For an excellent introduction to runes, we recommend Martin Findell’s book published by British Museum Press.

More information about how we have ‘runified’ this site


Portrait of Rabindranath Tagore, drawing by Sir William Rothenstein

British artist Sir William Rothenstein drew a series of portraits of Tagore during a trip to India in 1912 when he visited the Tagore family home, Jorasanko, in Calcutta (now called Kolkata).

Tagore travelled widely in Europe, the Americas, the Middle East and Southeast Asia. While in London he met a number of important literary figures through Rothenstein, including poets W.B. Yeats and Ezra Pound. But despite being an established international figure, he had a deep and binding affection for his Bengal homeland.

He was a supporter of the independence movement in India and a close friend of Gandhi, whom he was the first person to call Mahatma or 'great soul'. Like Gandhi Tagore rejected violence although he avoided politics and disagreed with some of his policies such as non-conformism.
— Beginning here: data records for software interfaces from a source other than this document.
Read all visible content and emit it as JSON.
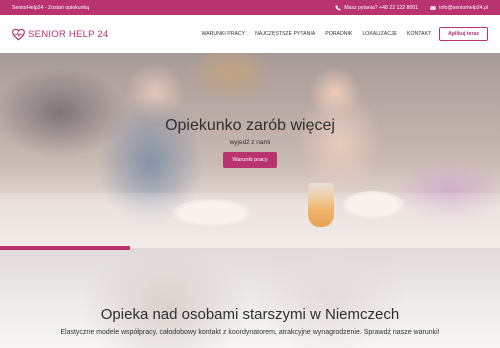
{
  "topbar": {
    "left_text": "SeniorHelp24 - Zostań opiekunką",
    "phone_text": "Masz pytania? +48 22 122 8001",
    "email_text": "info@seniorhelp24.pl"
  },
  "header": {
    "logo_text": "SENIOR HELP 24",
    "nav": [
      "WARUNKI PRACY",
      "NAJCZĘSTSZE PYTANIA",
      "PORADNIK",
      "LOKALIZACJE",
      "KONTAKT"
    ],
    "apply_label": "Aplikuj teraz"
  },
  "hero": {
    "title": "Opiekunko zarób więcej",
    "subtitle": "wyjedź z nami",
    "button_label": "Warunki pracy"
  },
  "section2": {
    "title": "Opieka nad osobami starszymi w Niemczech",
    "text": "Elastyczne modele współpracy, całodobowy kontakt z koordynatorem, atrakcyjne wynagrodzenie. Sprawdź nasze warunki!"
  },
  "colors": {
    "brand": "#b8336f"
  }
}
Tagore was, and is, a hugely influential figure across South Asia, yet his appeal was universal and as a cultural figure he bridged the gap between South Asia and the West.

In 1913 he won the Nobel Prize for Literature for his collection of poetry, Gitanjali ('Offering of Songs').